Exercise data:
........
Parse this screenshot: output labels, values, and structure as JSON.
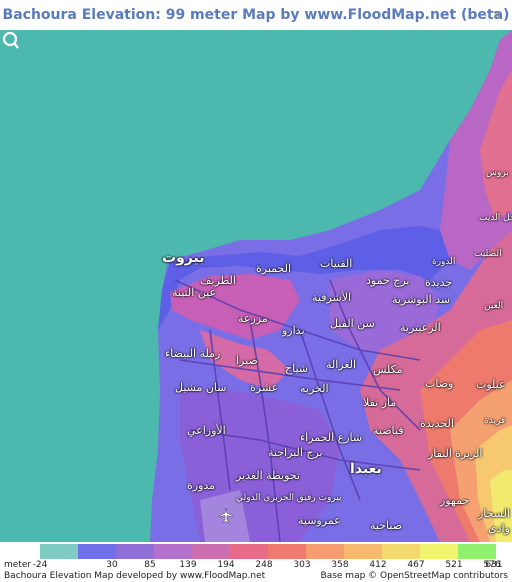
{
  "title": "Bachoura Elevation: 99 meter Map by www.FloodMap.net (beta)",
  "close_icon": "close-icon",
  "map": {
    "sea_color": "#4cb8ae",
    "places": [
      {
        "name": "بيروت",
        "size": "big"
      },
      {
        "name": "عين التينة",
        "size": "md"
      },
      {
        "name": "الطريف",
        "size": "md"
      },
      {
        "name": "الحمبرة",
        "size": "md"
      },
      {
        "name": "القنيات",
        "size": "md"
      },
      {
        "name": "برج حمود",
        "size": "md"
      },
      {
        "name": "الأشرفية",
        "size": "md"
      },
      {
        "name": "مزرعة",
        "size": "md"
      },
      {
        "name": "بدارو",
        "size": "md"
      },
      {
        "name": "سن الفيل",
        "size": "md"
      },
      {
        "name": "سد البوشرية",
        "size": "md"
      },
      {
        "name": "جديدة",
        "size": "md"
      },
      {
        "name": "الزعيترية",
        "size": "md"
      },
      {
        "name": "رملة البيضاء",
        "size": "md"
      },
      {
        "name": "صبرا",
        "size": "md"
      },
      {
        "name": "شياح",
        "size": "md"
      },
      {
        "name": "الغزالة",
        "size": "md"
      },
      {
        "name": "عشرة",
        "size": "md"
      },
      {
        "name": "الخريه",
        "size": "md"
      },
      {
        "name": "سان مشيل",
        "size": "md"
      },
      {
        "name": "مكلس",
        "size": "md"
      },
      {
        "name": "وصاب",
        "size": "md"
      },
      {
        "name": "عيلوت",
        "size": "md"
      },
      {
        "name": "الأوزاعي",
        "size": "md"
      },
      {
        "name": "مار تقلا",
        "size": "md"
      },
      {
        "name": "الحديدة",
        "size": "md"
      },
      {
        "name": "شارع الحمراء",
        "size": "md"
      },
      {
        "name": "فياضية",
        "size": "md"
      },
      {
        "name": "برج البراجنة",
        "size": "md"
      },
      {
        "name": "الزيرة",
        "size": "md"
      },
      {
        "name": "بعبدا",
        "size": "big"
      },
      {
        "name": "تحويطة الغدير",
        "size": "md"
      },
      {
        "name": "مدورة",
        "size": "md"
      },
      {
        "name": "عمروسية",
        "size": "md"
      },
      {
        "name": "صباحية",
        "size": "md"
      },
      {
        "name": "جمهور",
        "size": "md"
      },
      {
        "name": "السحار",
        "size": "md"
      },
      {
        "name": "وادي",
        "size": "md"
      },
      {
        "name": "النقار",
        "size": "md"
      },
      {
        "name": "بروس",
        "size": "sm"
      },
      {
        "name": "جل الديب",
        "size": "sm"
      },
      {
        "name": "الدورة",
        "size": "sm"
      },
      {
        "name": "العين",
        "size": "sm"
      },
      {
        "name": "الصليب",
        "size": "sm"
      },
      {
        "name": "فريدة",
        "size": "sm"
      },
      {
        "name": "بيروت رفيق الحريري الدولي",
        "size": "sm"
      }
    ],
    "marker_icon": "location-pin-icon",
    "airport_icon": "airplane-icon"
  },
  "legend": {
    "unit": "meter",
    "ticks": [
      "-24",
      "30",
      "85",
      "139",
      "194",
      "248",
      "303",
      "358",
      "412",
      "467",
      "521",
      "576",
      "631"
    ],
    "colors": [
      "#7ecbc4",
      "#7070e8",
      "#8f6fd6",
      "#b56fcc",
      "#cc6fb0",
      "#e86c8a",
      "#f07a6c",
      "#f59c70",
      "#f7b870",
      "#f4d96e",
      "#f1f46e",
      "#8ef06e",
      "#70e05a"
    ]
  },
  "credits": {
    "left": "Bachoura Elevation Map developed by www.FloodMap.net",
    "right": "Base map © OpenStreetMap contributors"
  }
}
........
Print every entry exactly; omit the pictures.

Task output:
Parse this screenshot: output labels, values, and structure as JSON.
{
  "title": "Bachoura Elevation: 99 meter Map by www.FloodMap.net (beta)",
  "close_icon": "close-icon",
  "map": {
    "sea_color": "#4cb8ae",
    "places": [
      {
        "name": "بيروت",
        "size": "big"
      },
      {
        "name": "عين التينة",
        "size": "md"
      },
      {
        "name": "الطريف",
        "size": "md"
      },
      {
        "name": "الحمبرة",
        "size": "md"
      },
      {
        "name": "القنيات",
        "size": "md"
      },
      {
        "name": "برج حمود",
        "size": "md"
      },
      {
        "name": "الأشرفية",
        "size": "md"
      },
      {
        "name": "مزرعة",
        "size": "md"
      },
      {
        "name": "بدارو",
        "size": "md"
      },
      {
        "name": "سن الفيل",
        "size": "md"
      },
      {
        "name": "سد البوشرية",
        "size": "md"
      },
      {
        "name": "جديدة",
        "size": "md"
      },
      {
        "name": "الزعيترية",
        "size": "md"
      },
      {
        "name": "رملة البيضاء",
        "size": "md"
      },
      {
        "name": "صبرا",
        "size": "md"
      },
      {
        "name": "شياح",
        "size": "md"
      },
      {
        "name": "الغزالة",
        "size": "md"
      },
      {
        "name": "عشرة",
        "size": "md"
      },
      {
        "name": "الخريه",
        "size": "md"
      },
      {
        "name": "سان مشيل",
        "size": "md"
      },
      {
        "name": "مكلس",
        "size": "md"
      },
      {
        "name": "وصاب",
        "size": "md"
      },
      {
        "name": "عيلوت",
        "size": "md"
      },
      {
        "name": "الأوزاعي",
        "size": "md"
      },
      {
        "name": "مار تقلا",
        "size": "md"
      },
      {
        "name": "الحديدة",
        "size": "md"
      },
      {
        "name": "شارع الحمراء",
        "size": "md"
      },
      {
        "name": "فياضية",
        "size": "md"
      },
      {
        "name": "برج البراجنة",
        "size": "md"
      },
      {
        "name": "الزيرة",
        "size": "md"
      },
      {
        "name": "بعبدا",
        "size": "big"
      },
      {
        "name": "تحويطة الغدير",
        "size": "md"
      },
      {
        "name": "مدورة",
        "size": "md"
      },
      {
        "name": "عمروسية",
        "size": "md"
      },
      {
        "name": "صباحية",
        "size": "md"
      },
      {
        "name": "جمهور",
        "size": "md"
      },
      {
        "name": "السحار",
        "size": "md"
      },
      {
        "name": "وادي",
        "size": "md"
      },
      {
        "name": "النقار",
        "size": "md"
      },
      {
        "name": "بروس",
        "size": "sm"
      },
      {
        "name": "جل الديب",
        "size": "sm"
      },
      {
        "name": "الدورة",
        "size": "sm"
      },
      {
        "name": "العين",
        "size": "sm"
      },
      {
        "name": "الصليب",
        "size": "sm"
      },
      {
        "name": "فريدة",
        "size": "sm"
      },
      {
        "name": "بيروت رفيق الحريري الدولي",
        "size": "sm"
      }
    ],
    "marker_icon": "location-pin-icon",
    "airport_icon": "airplane-icon"
  },
  "legend": {
    "unit": "meter",
    "ticks": [
      "-24",
      "30",
      "85",
      "139",
      "194",
      "248",
      "303",
      "358",
      "412",
      "467",
      "521",
      "576",
      "631"
    ],
    "colors": [
      "#7ecbc4",
      "#7070e8",
      "#8f6fd6",
      "#b56fcc",
      "#cc6fb0",
      "#e86c8a",
      "#f07a6c",
      "#f59c70",
      "#f7b870",
      "#f4d96e",
      "#f1f46e",
      "#8ef06e",
      "#70e05a"
    ]
  },
  "credits": {
    "left": "Bachoura Elevation Map developed by www.FloodMap.net",
    "right": "Base map © OpenStreetMap contributors"
  }
}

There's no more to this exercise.